International business prefers the certainty of common law, likes choice and requires certainty. There is an increasing number of international businesses jurisdiction shopping following Brexit. These businesses may previously have opted for the Courts of England and Wales as an appropriate jurisdiction in choice of law clauses in commercial contracts but they are now revising their jurisdictional preferences since the departure of the UK from the EU trading block.
There are a number of reasons that the Irish Courts are in a unique position to capitalize on international business jurisdiction shopping in the context of choice of law clauses in commercial contracts.
1. Ireland is the only English-speaking jurisdiction in the European Union.
It is an unquestioned assumption that English is the language of business, certainly in the Western world and that English is an appropriate language for formal situations and for cross linguistic communication in a business context.
2. Ease of enforcement of Irish Court Orders in EU/Common law jurisdictions
Where an Irish judgment falls within the scope of Regulation (EU) 1215/2012 (Brussels I recast), as implemented into Irish law by the EU (Civil and Commercial Judgments) Regulations 2015 (SI 6/2015), it will be automatically recognised and enforceable in other European jurisdictions, provided that one of the Regulation exceptions pursuant to Article 45 do not apply. Exceptions under Article 45 include situations in which recognition/enforcement of such judgments would be contrary to public policy, where there are issues with good service of legal documents and where the judgment is irreconcilable with a judgment given in a dispute between the same parties in the State in which recognition is sought. There are further exceptions in relation to insurance contracts, consumer contracts, contracts of employment etc. but generally the enforcement of judgments relating to commercial contracts should be relatively straightforward.
3. Judicial excellence of the Irish Courts

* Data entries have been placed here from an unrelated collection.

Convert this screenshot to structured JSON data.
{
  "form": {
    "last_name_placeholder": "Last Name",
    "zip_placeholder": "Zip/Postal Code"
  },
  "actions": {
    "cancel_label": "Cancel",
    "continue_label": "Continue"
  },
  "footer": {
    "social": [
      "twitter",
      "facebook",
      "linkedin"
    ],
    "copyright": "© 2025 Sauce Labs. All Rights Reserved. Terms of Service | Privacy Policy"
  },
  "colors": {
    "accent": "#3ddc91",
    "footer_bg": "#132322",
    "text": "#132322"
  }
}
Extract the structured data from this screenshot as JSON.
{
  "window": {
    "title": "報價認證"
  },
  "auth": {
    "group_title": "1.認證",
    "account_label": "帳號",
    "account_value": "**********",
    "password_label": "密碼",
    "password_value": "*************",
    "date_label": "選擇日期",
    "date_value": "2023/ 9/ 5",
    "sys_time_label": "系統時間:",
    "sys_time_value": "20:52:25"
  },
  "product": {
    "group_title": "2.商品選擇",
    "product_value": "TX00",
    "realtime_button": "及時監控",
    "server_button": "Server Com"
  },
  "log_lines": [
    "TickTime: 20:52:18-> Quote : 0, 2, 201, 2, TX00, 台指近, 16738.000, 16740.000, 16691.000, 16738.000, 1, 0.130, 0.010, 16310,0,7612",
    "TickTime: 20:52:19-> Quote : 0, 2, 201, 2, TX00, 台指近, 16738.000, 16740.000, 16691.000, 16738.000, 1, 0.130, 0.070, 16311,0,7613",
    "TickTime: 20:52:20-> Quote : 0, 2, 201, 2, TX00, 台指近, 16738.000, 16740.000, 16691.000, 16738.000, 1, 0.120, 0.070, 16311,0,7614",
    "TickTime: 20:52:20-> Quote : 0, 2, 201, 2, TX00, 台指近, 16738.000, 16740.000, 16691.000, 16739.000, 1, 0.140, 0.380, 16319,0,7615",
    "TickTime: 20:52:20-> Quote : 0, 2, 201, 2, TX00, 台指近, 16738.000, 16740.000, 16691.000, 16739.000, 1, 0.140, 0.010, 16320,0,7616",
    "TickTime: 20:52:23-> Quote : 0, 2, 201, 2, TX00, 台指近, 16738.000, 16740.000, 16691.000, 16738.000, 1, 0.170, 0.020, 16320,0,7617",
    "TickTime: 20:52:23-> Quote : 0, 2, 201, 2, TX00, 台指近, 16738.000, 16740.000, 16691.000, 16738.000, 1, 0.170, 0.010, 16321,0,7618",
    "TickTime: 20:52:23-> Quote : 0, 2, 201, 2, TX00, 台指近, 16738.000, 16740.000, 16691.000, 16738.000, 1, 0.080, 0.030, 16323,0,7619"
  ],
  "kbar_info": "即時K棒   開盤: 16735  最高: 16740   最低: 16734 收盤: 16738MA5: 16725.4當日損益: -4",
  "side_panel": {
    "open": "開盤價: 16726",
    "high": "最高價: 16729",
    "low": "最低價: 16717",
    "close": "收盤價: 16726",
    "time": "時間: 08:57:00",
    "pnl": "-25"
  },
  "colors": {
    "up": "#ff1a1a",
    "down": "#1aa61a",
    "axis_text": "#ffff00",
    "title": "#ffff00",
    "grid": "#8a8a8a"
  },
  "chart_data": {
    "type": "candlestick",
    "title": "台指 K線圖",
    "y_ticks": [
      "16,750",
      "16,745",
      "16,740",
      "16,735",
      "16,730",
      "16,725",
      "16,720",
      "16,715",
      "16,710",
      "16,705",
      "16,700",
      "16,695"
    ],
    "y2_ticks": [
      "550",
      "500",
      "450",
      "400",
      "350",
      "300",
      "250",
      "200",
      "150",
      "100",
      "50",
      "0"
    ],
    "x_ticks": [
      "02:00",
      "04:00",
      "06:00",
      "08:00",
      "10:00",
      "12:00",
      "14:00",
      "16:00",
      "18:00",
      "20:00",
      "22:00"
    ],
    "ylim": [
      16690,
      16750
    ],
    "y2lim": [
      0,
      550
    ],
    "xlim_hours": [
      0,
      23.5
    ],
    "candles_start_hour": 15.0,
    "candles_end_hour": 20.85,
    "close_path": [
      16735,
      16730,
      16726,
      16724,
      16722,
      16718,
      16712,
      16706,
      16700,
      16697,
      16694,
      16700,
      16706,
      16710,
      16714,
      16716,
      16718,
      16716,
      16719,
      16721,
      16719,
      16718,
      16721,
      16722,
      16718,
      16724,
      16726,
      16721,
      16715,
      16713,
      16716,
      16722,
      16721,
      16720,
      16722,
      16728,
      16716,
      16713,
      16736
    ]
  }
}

The most relevant Irish court from the perspective of international business is the Commercial Court division of the High Court. Established in 2004, this Court hears a broad range of cases including those concerning breach of contract, tort, mergers, schemes of arrangement, judicial review and public procurement. It is a requirement that there is a significant commercial aspect to cases listed in the Commercial Court involving sums in excess of €1 million but generally the value of cases listed in the Commercial Court is significantly in excess of this.
At a recent webinar hosted by Ireland for Law, a Government led initiative to promote the use of Irish legal services by the international business community, the Judge in charge of the Commerical Court, Mr Justice David Barniville commented that the Commercial Court is becoming of increased international significance with an international dimension even more likely since Brexit. He cited a number of recent international cases dealt with by the Commercial Court, including the collapse of the Madoff scheme, the Trafalgar litigation and the recent Air Moldova case relating to the enforcement of a London arbitration award. Mr Justice Barniville commented on the requirement in such cases for Irish judges to learn about and understand procedure in foreign jurisdictions. In recent cases in particular, this was all achieved by Irish Judges remotely.
4. Capability of the Irish Courts to conduct hearings remotely
The pandemic has had a significant impact on the Irish Courts and has facilitated the rise in popularity of the Irish Courts a jurisdictional seat in choice of law clauses. The Supreme Court, Court of Appeal and High Court have had to transition rapidly from physical to remote operations and hearings. Prior to Covid-19, the Irish Courts had no real experience of remote hearings. While the Civil and Criminal Law (Miscellaneous Provisions) Act 2020 (the Act) has now been enacted, the transition to remote hearings commenced with no strong legislation underpinning the transition. The Commercial Court of its own initiative made an order directing that proceedings should proceed remotely in the recent IBRC v Browne case  IEHC 83, when Mr Justice O’Moore said that the Court had a wide discretion under Section 11(2) of the Act with regard to making such Orders.
The Irish Courts have successfully managed the adjustment from physical to virtual Courtroom and the judiciary, court services and legal practitioners have absorbed the skills required to operate remotely in a very short period of time. The result of this pivot is that the Irish Courts are now capable of hearing and are routinely hearing international disputes remotely. This facility makes it even more attractive and viable as a venue for international dispute resolution.
In consideration of the ability of the Irish courts to conduct proceedings through an accessible language, the enforceability of Irish judgments, the expertise and skill of Irish judges and now the facility of the Irish Courts to conduct full hearings remotely, it is no surprise that international businesses are amending their choice of law clauses in commercial contracts in droves in favour of the Irish jurisdiction.
For further information on this topic please feel free to contact Elaine White or Larry Fenelon on 01 6393000 or by email to email@example.com and firstname.lastname@example.org.
“We are increasingly seeing cases which have a significant international dimension, and that is likely to be even more so as the effects of Brexit become clearer.”